The answer is D: transfusion-related acute lung injury (TRALI). This syndrome can include dyspnea, bilateral pulmonary edema, hypotension, and fever. TRALI is the third leading cause of transfusion-related mortality and has been estimated to occur in one out of every 5,000 transfusions.1 Despite this incidence, it is probably underreported, because it may be mistaken for other causes of pulmonary edema.
Clinically, the presentation may be similar to adult respiratory distress syndrome (ARDS). Chest radiographs classically demonstrate bilateral interstitial and alveolar infiltrates. Although the initial lung injury with TRALI may be severe and even require mechanical ventilation, it typically improves rapidly, unlike the permanent damage that often occurs with ARDS. Still, there is an estimated 5 percent mortality rate associated with TRALI.

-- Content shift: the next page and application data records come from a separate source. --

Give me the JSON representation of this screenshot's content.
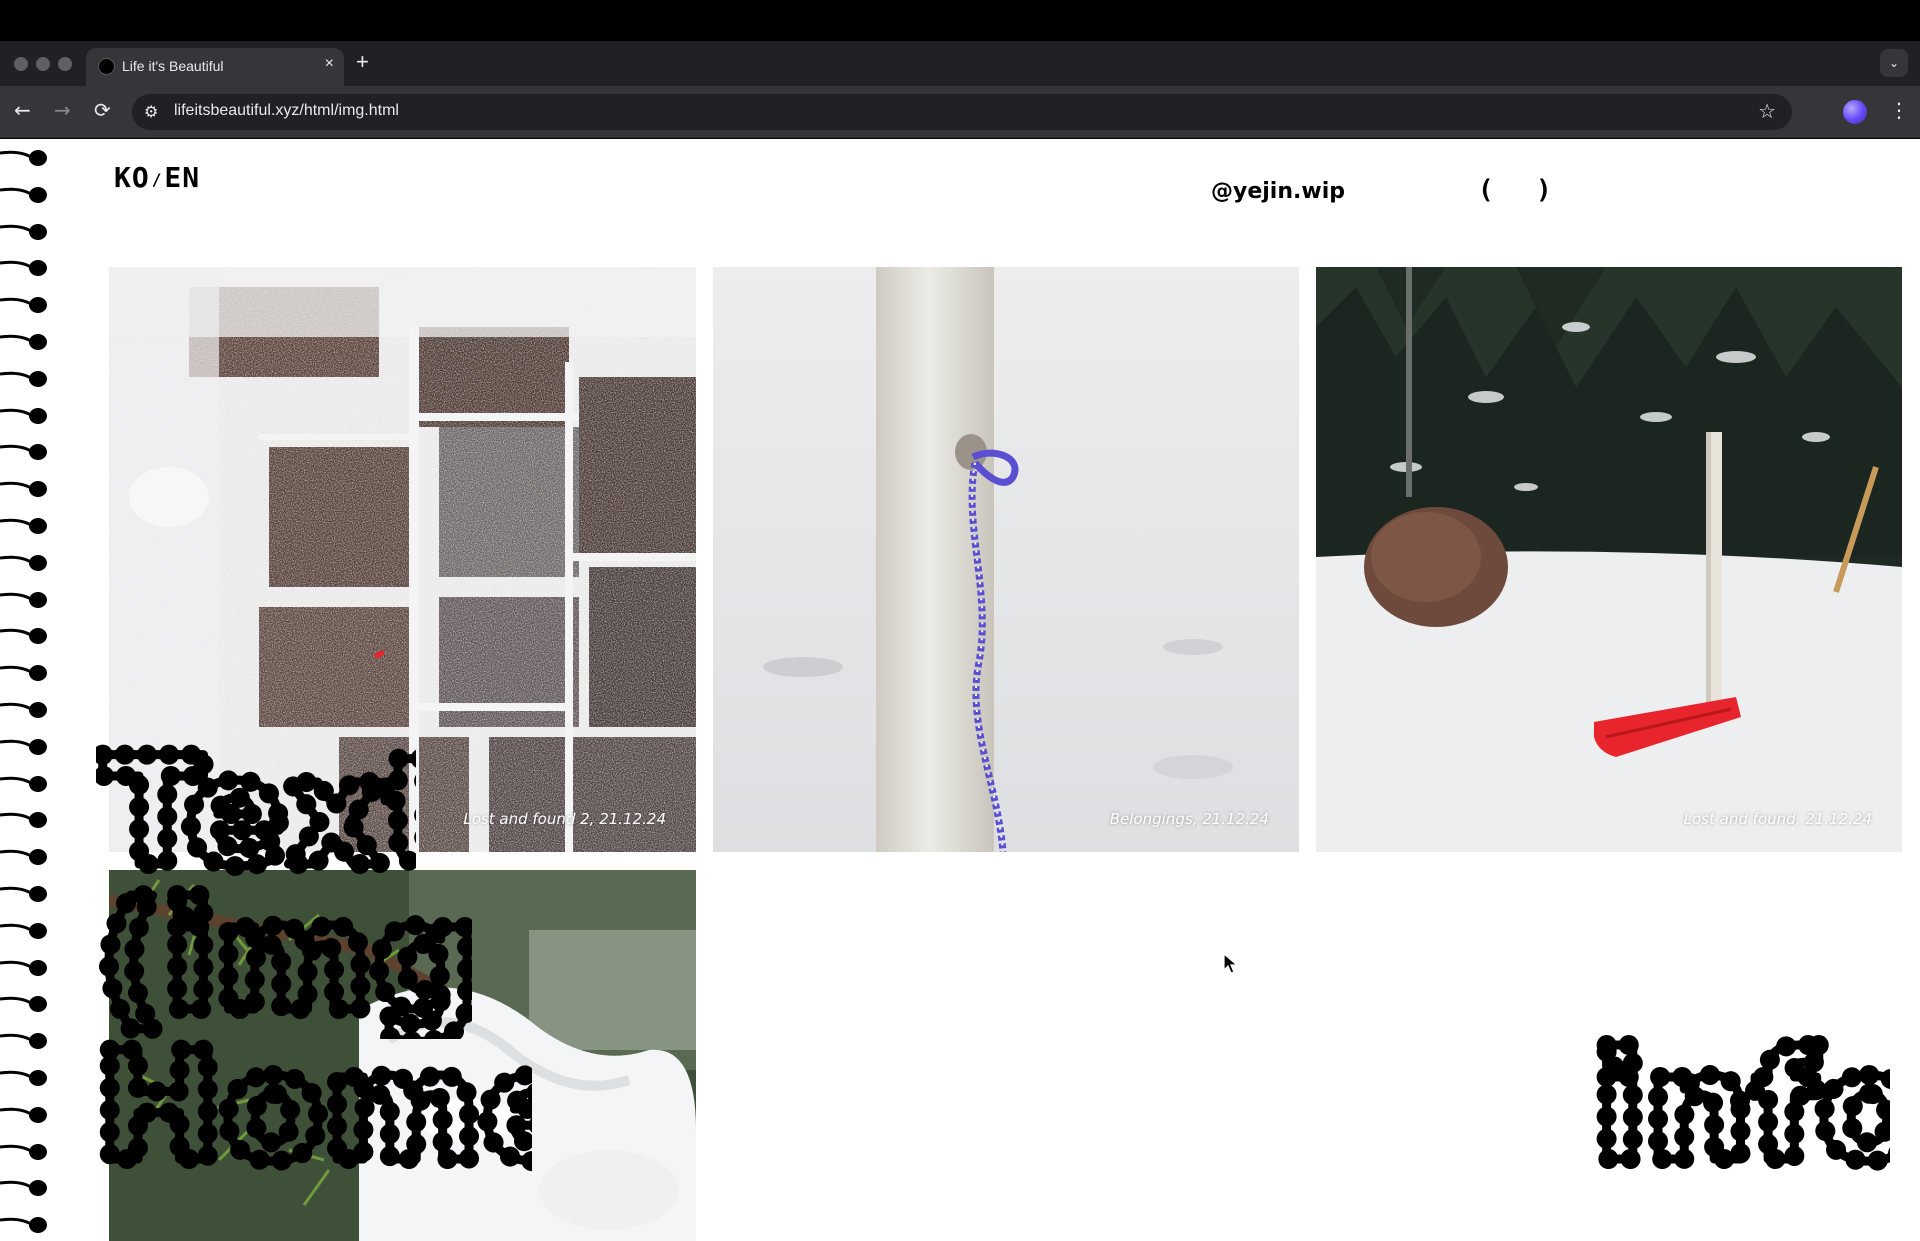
{
  "browser": {
    "tab_title": "Life it's Beautiful",
    "tab_close": "×",
    "new_tab": "+",
    "tab_menu": "⌄",
    "back": "←",
    "forward": "→",
    "reload": "⟳",
    "site_info": "⚙",
    "url": "lifeitsbeautiful.xyz/html/img.html",
    "bookmark_star": "☆",
    "more_menu": "⋮"
  },
  "header": {
    "lang_ko": "KO",
    "lang_separator": "/",
    "lang_en": "EN",
    "instagram_handle": "@yejin.wip",
    "bracket_open": "(",
    "bracket_close": ")"
  },
  "gallery": {
    "photos": [
      {
        "caption": "Lost and found 2, 21.12.24"
      },
      {
        "caption": "Belongings, 21.12.24"
      },
      {
        "caption": "Lost and found, 21.12.24"
      },
      {
        "caption": ""
      }
    ]
  },
  "nav": {
    "text": "Text",
    "img": "(img)",
    "home": "Home",
    "info": "info"
  },
  "colors": {
    "browser_dark": "#202124",
    "browser_toolbar": "#35363a",
    "page_bg": "#ffffff",
    "ink": "#000000",
    "sled_red": "#e8252c",
    "rope_blue": "#5a4fd0"
  }
}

The exact etiology of TRALI remains unclear, but there is an association with anti-granulocyte antibodies in donor plasma. These antibodies are estimated to exist in as many as 20 percent of blood donors, but most patients who receive blood products containing these antibodies do not develop TRALI. Conditions that possibly predispose to TRALI include infection, recent surgery, and transfusion of large volumes of blood products.
An important distinction for TRALI is the recognition that the pulmonary edema is not cardiogenic and that the affected patient does not have circulatory overload. Patients with circulatory overload will respond favorably to diuretics, whereas treating TRALI patients with overzealous diuresis can lead to hypotension and further complications.

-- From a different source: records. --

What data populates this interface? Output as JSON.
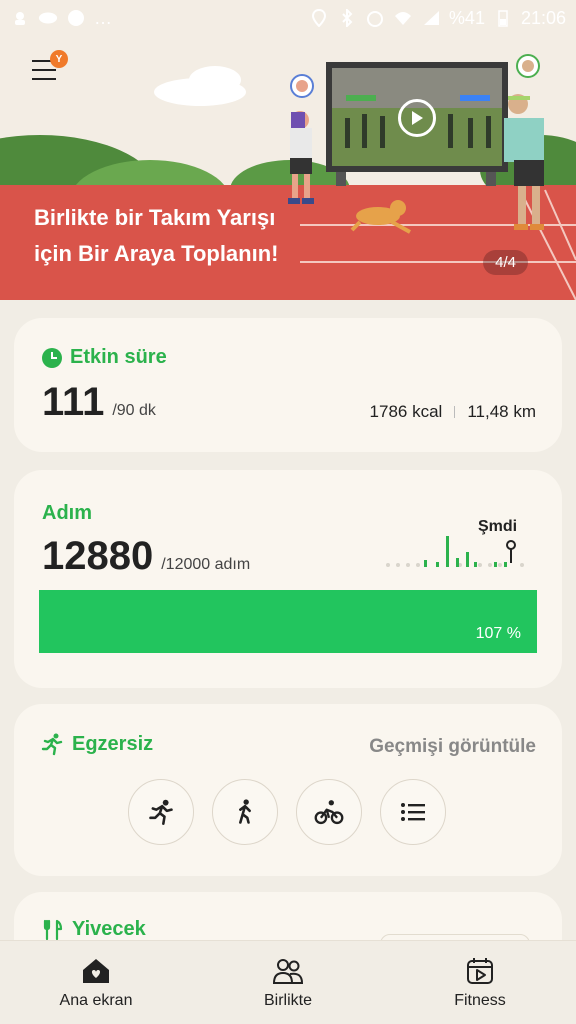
{
  "status_bar": {
    "battery": "%41",
    "time": "21:06"
  },
  "header": {
    "menu_badge": "Y"
  },
  "hero": {
    "title_line1": "Birlikte bir Takım Yarışı",
    "title_line2": "için Bir Araya Toplanın!",
    "page_indicator": "4/4"
  },
  "active_time": {
    "title": "Etkin süre",
    "value": "111",
    "goal": "/90 dk",
    "calories": "1786 kcal",
    "distance": "11,48 km"
  },
  "steps": {
    "title": "Adım",
    "value": "12880",
    "goal": "/12000 adım",
    "now_label": "Şmdi",
    "progress_label": "107 %",
    "progress_fraction": 1.0
  },
  "exercise": {
    "title": "Egzersiz",
    "history_link": "Geçmişi görüntüle",
    "buttons": [
      "running-icon",
      "walking-icon",
      "cycling-icon",
      "list-icon"
    ]
  },
  "food": {
    "title": "Yivecek"
  },
  "bottom_nav": {
    "items": [
      {
        "label": "Ana ekran",
        "icon": "home-heart-icon"
      },
      {
        "label": "Birlikte",
        "icon": "people-icon"
      },
      {
        "label": "Fitness",
        "icon": "play-calendar-icon"
      }
    ]
  },
  "colors": {
    "accent_green": "#2bb24c",
    "progress_green": "#22c55e",
    "track_red": "#d9544a",
    "badge_orange": "#f07a2a"
  }
}
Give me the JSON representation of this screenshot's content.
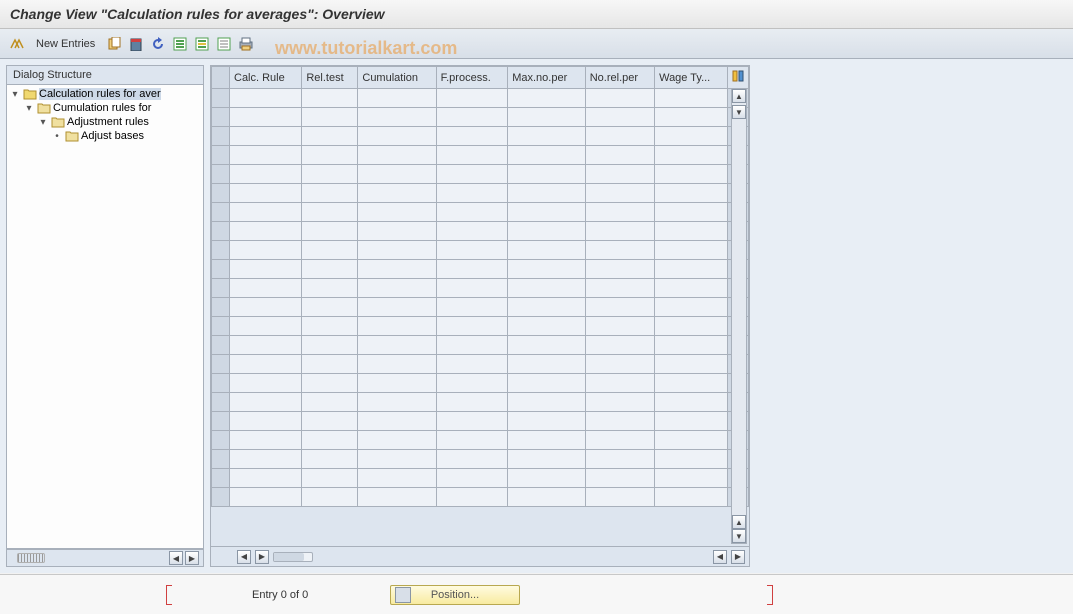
{
  "title": "Change View \"Calculation rules for averages\": Overview",
  "toolbar": {
    "new_entries_label": "New Entries"
  },
  "watermark": "www.tutorialkart.com",
  "tree": {
    "header": "Dialog Structure",
    "items": [
      {
        "label": "Calculation rules for aver",
        "level": 0,
        "open": true,
        "selected": true
      },
      {
        "label": "Cumulation rules for",
        "level": 1,
        "open": false,
        "expander": true
      },
      {
        "label": "Adjustment rules",
        "level": 2,
        "open": false,
        "expander": true
      },
      {
        "label": "Adjust bases",
        "level": 3,
        "open": false,
        "expander": false,
        "bullet": true
      }
    ]
  },
  "table": {
    "columns": [
      "Calc. Rule",
      "Rel.test",
      "Cumulation",
      "F.process.",
      "Max.no.per",
      "No.rel.per",
      "Wage Ty..."
    ],
    "row_count": 22
  },
  "status": {
    "position_label": "Position...",
    "entry_label": "Entry 0 of 0"
  }
}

Anaphylactic transfusion reactions (most notably from ABO mismatch) also may present with respiratory distress. With anaphylaxis, however, upper airway findings such as stridor or laryngeal edema occur often, and most patients will experience pruritus and flushing, which may be followed by urticaria.
Patients who receive blood products affected by bacterial contamination often present with fever, hypotension, and vascular collapse. Respiratory distress and pulmonary edema are not seen as frequently.
Pulmonary edema can worsen suddenly in patients with chronic heart failure, but a transfusion-related reaction was more likely for this patient.
This patient was diagnosed as having a TRALI reaction, and no further diuresis was attempted. He responded well to supportive therapy with noninvasive positive pressure ventilation and was discharged 72 hours later without further complications. Follow-up studies revealed antigranulocyte antibodies in the donor's blood. The donor was identified and advised against further blood donation.